The couple behind Greenbar Distillery continually expands their philanthropic ethos as much as their product line of canned cocktails and bottled spirits. Aside from solely using certified-organic, fair-trade ingredients and 100% recyclable packaging, each time you buy a bottle, a tree is planted. With more than half of the world’s tropical forests already gone—and on a fast track to losing the other half at the rate of one acre every second—more than half the species of plants and animals in the world are disappearing, along with carbon stores, which stabilize the climate. Greenbar works directly with Sustainable Harvest International, an organization that works to halt tropical deforestation, build strong, self-supporting communities through agribusiness, and educate people on intensive “slash and burn” tactics. Since 2008, they’ve planted almost 900,000 trees in the rain forests of Central America—strategivally placed to provide vital carbon sinks (natural reservoirs that absorb more carbon than it releases), along with necessary shade for fair-trade crops such as coffee and cacao that native farmers’ depend their livelihoods on.
Lest you assume only tree huggers do good, this Florida-based distillery will prove otherwise. Founded by veterans with a lifetime of service under their belts, American Freedom Distillery’s ongoing mission is to give back to its very own. The backbone of the brand aptly supports former members of the Armed Forces with each bottle of Horse Soldier—an eight-year wheated bourbon bottled at 95 proof—going towards maintaining the America’s Response Monument, nicknamed the “Horse Soldier Statue.” Dedicated to U.S. Special Forces, the statue commemorates a Green Beret insertion into Afghanistan in the months following 9-11. In addition, the company also contributes to the Warrior Sailing Program—helping vets deal with PTSD and injuries—as well as the Green Beret Foundation, The Armed Forces Families Foundation, local Florida non-profits, and many more.

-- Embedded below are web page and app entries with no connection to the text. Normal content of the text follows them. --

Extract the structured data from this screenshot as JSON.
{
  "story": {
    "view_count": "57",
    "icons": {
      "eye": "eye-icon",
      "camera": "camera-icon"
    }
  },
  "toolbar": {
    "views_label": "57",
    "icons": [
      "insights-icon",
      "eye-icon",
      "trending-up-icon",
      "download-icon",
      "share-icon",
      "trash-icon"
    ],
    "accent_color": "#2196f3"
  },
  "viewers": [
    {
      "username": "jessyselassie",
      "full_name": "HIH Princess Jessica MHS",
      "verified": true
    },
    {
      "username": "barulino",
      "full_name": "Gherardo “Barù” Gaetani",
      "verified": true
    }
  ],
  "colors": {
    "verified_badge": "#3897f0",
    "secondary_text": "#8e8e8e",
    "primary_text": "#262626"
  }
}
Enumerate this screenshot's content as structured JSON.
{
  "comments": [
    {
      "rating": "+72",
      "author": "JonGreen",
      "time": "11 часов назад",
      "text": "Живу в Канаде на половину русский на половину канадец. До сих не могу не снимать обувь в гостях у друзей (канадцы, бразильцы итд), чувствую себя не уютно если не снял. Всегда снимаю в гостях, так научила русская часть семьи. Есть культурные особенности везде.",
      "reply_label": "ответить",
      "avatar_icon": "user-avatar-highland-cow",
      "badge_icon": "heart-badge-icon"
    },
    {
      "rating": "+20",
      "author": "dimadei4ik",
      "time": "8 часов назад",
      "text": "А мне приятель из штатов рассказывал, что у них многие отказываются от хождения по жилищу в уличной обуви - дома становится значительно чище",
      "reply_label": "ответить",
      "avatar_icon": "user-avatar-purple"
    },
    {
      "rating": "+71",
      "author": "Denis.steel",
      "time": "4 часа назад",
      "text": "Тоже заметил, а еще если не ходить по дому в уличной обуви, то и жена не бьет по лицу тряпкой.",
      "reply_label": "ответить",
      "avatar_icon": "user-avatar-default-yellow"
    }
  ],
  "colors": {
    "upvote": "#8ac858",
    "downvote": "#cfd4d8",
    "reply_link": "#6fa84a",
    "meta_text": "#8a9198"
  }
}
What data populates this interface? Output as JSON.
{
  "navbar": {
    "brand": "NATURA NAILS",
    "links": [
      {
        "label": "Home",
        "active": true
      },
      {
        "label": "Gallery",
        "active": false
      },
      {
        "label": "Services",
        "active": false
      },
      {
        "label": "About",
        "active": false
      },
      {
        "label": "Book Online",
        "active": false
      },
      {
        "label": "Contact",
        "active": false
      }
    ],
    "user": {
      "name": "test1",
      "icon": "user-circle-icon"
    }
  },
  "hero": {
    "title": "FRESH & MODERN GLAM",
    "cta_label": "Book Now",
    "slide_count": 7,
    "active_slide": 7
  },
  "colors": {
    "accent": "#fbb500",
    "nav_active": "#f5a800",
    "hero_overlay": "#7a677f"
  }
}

Tucked away in an idyllic village of Finland, the family distillery keeps a special focus on what they call “circular economy” with the help of their very own bioenergy power plant. The plant enables them to cultivate starch and raw materials for animal feed and fertilizer, use barley husks as fuel, and produce steam energy for spirit distillation. Even the carbon dioxide generated in the process is collected and used in greenhouse cultivation. Meanwhile, Altia, the company behind Koskenkorva vodka, works with the Baltic Sea Action Group (BSAG) to restore and protect the ecological balance of the Baltic Sea and other waterways in critical condition from climate change. Today, the Baltic Sea is considered one of the most polluted seas in the world, with the most severe problems being eutrophication, hazardous substances, risks of the maritime traffic, and the loss of biodiversity.
With a motto of “You Drink, We Give” on their site, the Washington state-based distillery donates a portion of its proceeds to cancer research. Four Leaf was founded by two friends who both lost a parent to cancer, but both believe in the uplifting, hopeful omen of a four leaf clover. When the distillery was born, so was their decision to support Fred Hutch Cancer Research Center whose Nobel Prize-winning work on bone marrow transplantation is making waves in the healthcare industry. Four Leaf’s unique tea-infused liqueurs and rums help to continue the center’s funding of ongoing research on immunotherapy and transplantation. F*ck cancer and cheers to the luck of the Irish.